Source: The Wall Street Journal
In his new suburban American home, Shaker Yakub, a Yemeni Jew, folded a large scarf in half, wrapped it around his head and tucked in his spiraling side curls. "This is how I passed for a Muslim," said the 59-year-old father of seven, improvising a turban that hid his black skullcap.
The ploy enabled Mr. Yakub and half a dozen members of his family to slip undetected out of their native town of Raida, Yemen, and travel to the capital 50 miles to the south. There, they met U.S. State Department officials conducting a clandestine operation to bring some of Yemen's last remaining Jews to America to escape rising anti-Semitic violence in his country.
In all, about 60 Yemeni Jews have resettled in the U.S. since July; officials say another 100 could still come. There were an estimated 350 in Yemen before the operation began.
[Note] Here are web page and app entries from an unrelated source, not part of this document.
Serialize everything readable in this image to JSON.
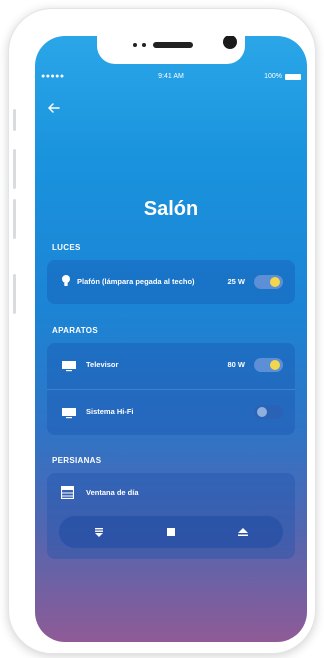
{
  "status_bar": {
    "signal": "●●●●● ",
    "time": "9:41 AM",
    "battery": "100%"
  },
  "header": {
    "title": "Salón"
  },
  "sections": {
    "luces": {
      "label": "LUCES",
      "items": [
        {
          "icon": "lightbulb-icon",
          "name": "Plafón (lámpara pegada al techo)",
          "watts": "25 W",
          "on": true
        }
      ]
    },
    "aparatos": {
      "label": "APARATOS",
      "items": [
        {
          "icon": "tv-icon",
          "name": "Televisor",
          "watts": "80 W",
          "on": true
        },
        {
          "icon": "tv-icon",
          "name": "Sistema Hi-Fi",
          "watts": "",
          "on": false
        }
      ]
    },
    "persianas": {
      "label": "PERSIANAS",
      "items": [
        {
          "icon": "blinds-icon",
          "name": "Ventana de día"
        }
      ],
      "controls": [
        "arrow-down-icon",
        "stop-icon",
        "eject-up-icon"
      ]
    }
  },
  "colors": {
    "toggle_on_knob": "#f2d64b",
    "gradient_top": "#2aa6e8",
    "gradient_bottom": "#8f5b96"
  }
}
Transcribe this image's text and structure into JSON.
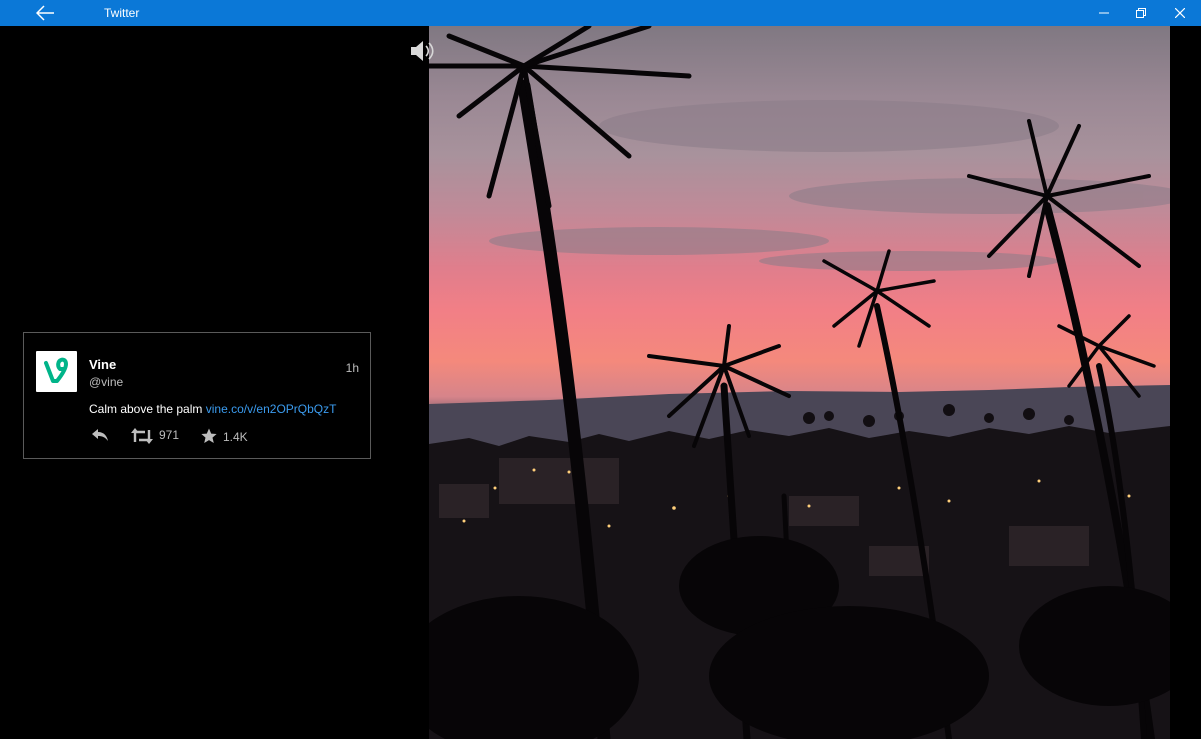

Some of the remainder may go to Israel and some will stay behind, most in a government enclave.
The secret evacuation of the Yemeni Jews -- considered by historians to be one of the oldest of the Jewish diaspora communities -- is a sign of America's growing concern about this Arabian Peninsula land of 23 million.